START Provided data
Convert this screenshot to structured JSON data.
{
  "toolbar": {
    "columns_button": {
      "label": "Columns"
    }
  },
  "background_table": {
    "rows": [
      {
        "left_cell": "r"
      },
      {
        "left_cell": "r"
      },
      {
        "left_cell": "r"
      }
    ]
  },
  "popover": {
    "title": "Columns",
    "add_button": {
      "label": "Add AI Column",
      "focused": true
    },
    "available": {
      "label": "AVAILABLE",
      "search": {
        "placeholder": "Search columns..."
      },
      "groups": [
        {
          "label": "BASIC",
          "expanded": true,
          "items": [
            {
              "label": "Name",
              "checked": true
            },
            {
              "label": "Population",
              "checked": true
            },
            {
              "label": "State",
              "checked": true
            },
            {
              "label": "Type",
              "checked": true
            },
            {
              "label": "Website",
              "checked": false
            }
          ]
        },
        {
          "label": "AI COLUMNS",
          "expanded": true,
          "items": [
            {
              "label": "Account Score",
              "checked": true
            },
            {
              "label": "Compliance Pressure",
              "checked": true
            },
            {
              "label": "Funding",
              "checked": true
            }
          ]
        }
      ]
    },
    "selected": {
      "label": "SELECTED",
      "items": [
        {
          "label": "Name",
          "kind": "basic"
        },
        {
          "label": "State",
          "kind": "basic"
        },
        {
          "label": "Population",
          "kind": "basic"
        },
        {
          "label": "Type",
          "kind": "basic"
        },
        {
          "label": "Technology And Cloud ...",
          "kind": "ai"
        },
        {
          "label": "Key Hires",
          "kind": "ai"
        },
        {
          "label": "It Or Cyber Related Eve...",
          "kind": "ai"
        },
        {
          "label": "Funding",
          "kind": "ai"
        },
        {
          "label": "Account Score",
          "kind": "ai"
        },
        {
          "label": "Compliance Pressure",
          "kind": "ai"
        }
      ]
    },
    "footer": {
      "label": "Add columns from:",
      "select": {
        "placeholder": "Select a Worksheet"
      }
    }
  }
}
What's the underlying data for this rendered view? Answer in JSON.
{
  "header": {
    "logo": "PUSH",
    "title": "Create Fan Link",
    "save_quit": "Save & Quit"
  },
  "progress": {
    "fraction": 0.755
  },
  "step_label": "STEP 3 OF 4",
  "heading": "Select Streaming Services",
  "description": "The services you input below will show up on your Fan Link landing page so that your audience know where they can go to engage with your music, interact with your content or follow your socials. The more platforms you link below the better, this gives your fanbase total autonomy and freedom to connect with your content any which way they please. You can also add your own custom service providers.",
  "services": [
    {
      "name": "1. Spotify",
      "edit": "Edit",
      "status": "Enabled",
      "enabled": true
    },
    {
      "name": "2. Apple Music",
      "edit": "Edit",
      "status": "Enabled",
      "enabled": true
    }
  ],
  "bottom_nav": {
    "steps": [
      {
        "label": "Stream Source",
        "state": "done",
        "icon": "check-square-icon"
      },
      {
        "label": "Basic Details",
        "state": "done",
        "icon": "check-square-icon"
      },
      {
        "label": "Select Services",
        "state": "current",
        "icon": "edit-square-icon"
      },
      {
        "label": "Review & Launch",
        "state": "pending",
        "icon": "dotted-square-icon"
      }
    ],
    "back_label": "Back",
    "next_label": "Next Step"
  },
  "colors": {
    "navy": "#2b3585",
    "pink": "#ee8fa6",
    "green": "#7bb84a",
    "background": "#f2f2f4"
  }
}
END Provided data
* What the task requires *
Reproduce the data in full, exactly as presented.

* Result *
Convert this screenshot to structured JSON data.
{
  "toolbar": {
    "columns_button": {
      "label": "Columns"
    }
  },
  "background_table": {
    "rows": [
      {
        "left_cell": "r"
      },
      {
        "left_cell": "r"
      },
      {
        "left_cell": "r"
      }
    ]
  },
  "popover": {
    "title": "Columns",
    "add_button": {
      "label": "Add AI Column",
      "focused": true
    },
    "available": {
      "label": "AVAILABLE",
      "search": {
        "placeholder": "Search columns..."
      },
      "groups": [
        {
          "label": "BASIC",
          "expanded": true,
          "items": [
            {
              "label": "Name",
              "checked": true
            },
            {
              "label": "Population",
              "checked": true
            },
            {
              "label": "State",
              "checked": true
            },
            {
              "label": "Type",
              "checked": true
            },
            {
              "label": "Website",
              "checked": false
            }
          ]
        },
        {
          "label": "AI COLUMNS",
          "expanded": true,
          "items": [
            {
              "label": "Account Score",
              "checked": true
            },
            {
              "label": "Compliance Pressure",
              "checked": true
            },
            {
              "label": "Funding",
              "checked": true
            }
          ]
        }
      ]
    },
    "selected": {
      "label": "SELECTED",
      "items": [
        {
          "label": "Name",
          "kind": "basic"
        },
        {
          "label": "State",
          "kind": "basic"
        },
        {
          "label": "Population",
          "kind": "basic"
        },
        {
          "label": "Type",
          "kind": "basic"
        },
        {
          "label": "Technology And Cloud ...",
          "kind": "ai"
        },
        {
          "label": "Key Hires",
          "kind": "ai"
        },
        {
          "label": "It Or Cyber Related Eve...",
          "kind": "ai"
        },
        {
          "label": "Funding",
          "kind": "ai"
        },
        {
          "label": "Account Score",
          "kind": "ai"
        },
        {
          "label": "Compliance Pressure",
          "kind": "ai"
        }
      ]
    },
    "footer": {
      "label": "Add columns from:",
      "select": {
        "placeholder": "Select a Worksheet"
      }
    }
  }
}
What's the underlying data for this rendered view? Answer in JSON.
{
  "header": {
    "logo": "PUSH",
    "title": "Create Fan Link",
    "save_quit": "Save & Quit"
  },
  "progress": {
    "fraction": 0.755
  },
  "step_label": "STEP 3 OF 4",
  "heading": "Select Streaming Services",
  "description": "The services you input below will show up on your Fan Link landing page so that your audience know where they can go to engage with your music, interact with your content or follow your socials. The more platforms you link below the better, this gives your fanbase total autonomy and freedom to connect with your content any which way they please. You can also add your own custom service providers.",
  "services": [
    {
      "name": "1. Spotify",
      "edit": "Edit",
      "status": "Enabled",
      "enabled": true
    },
    {
      "name": "2. Apple Music",
      "edit": "Edit",
      "status": "Enabled",
      "enabled": true
    }
  ],
  "bottom_nav": {
    "steps": [
      {
        "label": "Stream Source",
        "state": "done",
        "icon": "check-square-icon"
      },
      {
        "label": "Basic Details",
        "state": "done",
        "icon": "check-square-icon"
      },
      {
        "label": "Select Services",
        "state": "current",
        "icon": "edit-square-icon"
      },
      {
        "label": "Review & Launch",
        "state": "pending",
        "icon": "dotted-square-icon"
      }
    ],
    "back_label": "Back",
    "next_label": "Next Step"
  },
  "colors": {
    "navy": "#2b3585",
    "pink": "#ee8fa6",
    "green": "#7bb84a",
    "background": "#f2f2f4"
  }
}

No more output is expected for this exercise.